Assigned task:
Note each line in the data below that holds "name", and copy it.
::: Source material
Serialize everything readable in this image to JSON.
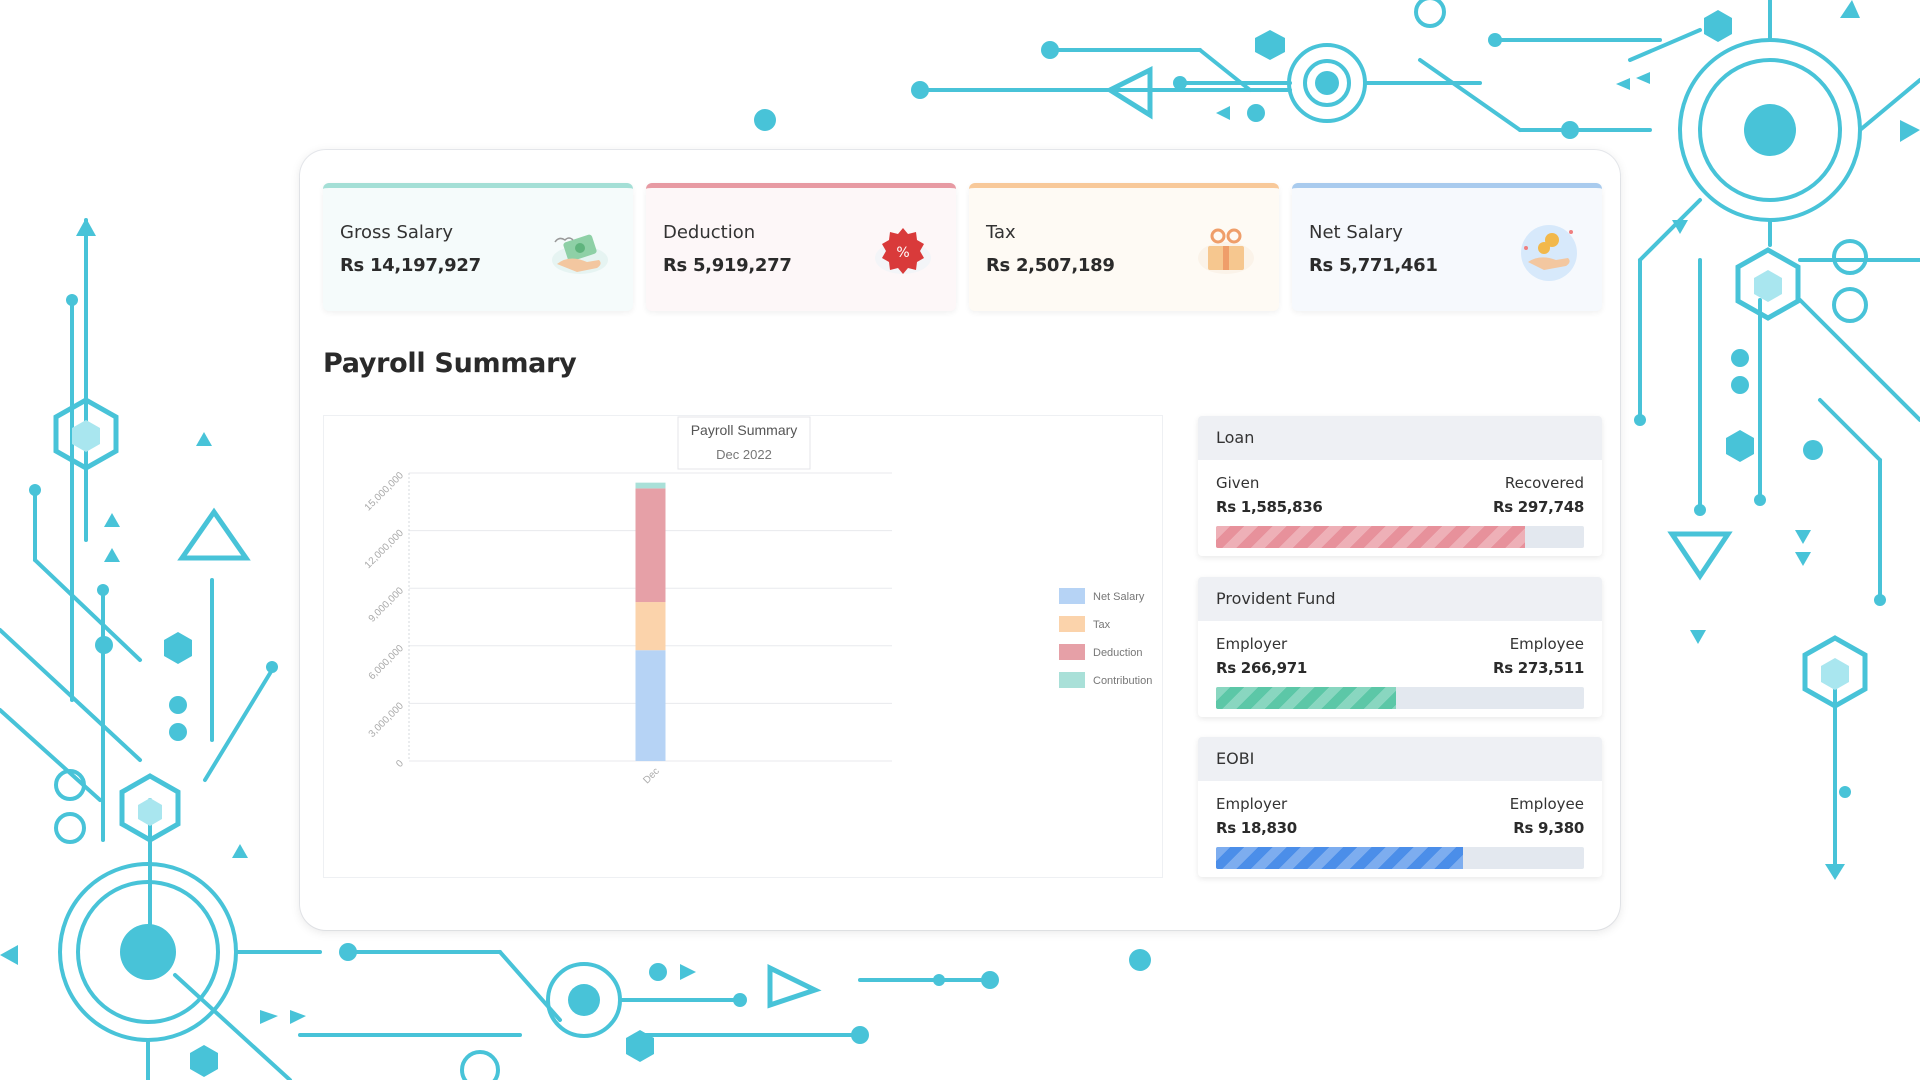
{
  "cards": [
    {
      "label": "Gross Salary",
      "value": "Rs 14,197,927",
      "accent": "#a4dfd6",
      "bg": "#f5fbfb",
      "icon": "money-hand-icon"
    },
    {
      "label": "Deduction",
      "value": "Rs 5,919,277",
      "accent": "#e79aa3",
      "bg": "#fdf7f8",
      "icon": "discount-badge-icon"
    },
    {
      "label": "Tax",
      "value": "Rs 2,507,189",
      "accent": "#f8c99a",
      "bg": "#fefaf4",
      "icon": "tax-gift-icon"
    },
    {
      "label": "Net Salary",
      "value": "Rs 5,771,461",
      "accent": "#a9cbee",
      "bg": "#f6f9fd",
      "icon": "coins-hand-icon"
    }
  ],
  "section_title": "Payroll Summary",
  "chart_data": {
    "type": "bar",
    "stacked": true,
    "title": "Payroll Summary",
    "subtitle": "Dec 2022",
    "categories": [
      "Dec"
    ],
    "yticks": [
      "0",
      "3,000,000",
      "6,000,000",
      "9,000,000",
      "12,000,000",
      "15,000,000"
    ],
    "ylim": [
      0,
      15000000
    ],
    "series": [
      {
        "name": "Net Salary",
        "color": "#b6d3f5",
        "values": [
          5771461
        ]
      },
      {
        "name": "Tax",
        "color": "#fbd3ab",
        "values": [
          2507189
        ]
      },
      {
        "name": "Deduction",
        "color": "#e6a0a7",
        "values": [
          5919277
        ]
      },
      {
        "name": "Contribution",
        "color": "#a9e0d8",
        "values": [
          300000
        ]
      }
    ],
    "legend_position": "right",
    "grid": true
  },
  "loan": {
    "title": "Loan",
    "left_label": "Given",
    "right_label": "Recovered",
    "left_value": "Rs 1,585,836",
    "right_value": "Rs 297,748",
    "progress": 0.84,
    "color": "#e7919b"
  },
  "provident_fund": {
    "title": "Provident Fund",
    "left_label": "Employer",
    "right_label": "Employee",
    "left_value": "Rs 266,971",
    "right_value": "Rs 273,511",
    "progress": 0.49,
    "color": "#5cc7a7"
  },
  "eobi": {
    "title": "EOBI",
    "left_label": "Employer",
    "right_label": "Employee",
    "left_value": "Rs 18,830",
    "right_value": "Rs 9,380",
    "progress": 0.67,
    "color": "#4b8ee9"
  },
  "decor_color": "#48c3d8"
}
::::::
Task response:
        "name": "Net Salary",
        "name": "Tax",
        "name": "Deduction",
        "name": "Contribution",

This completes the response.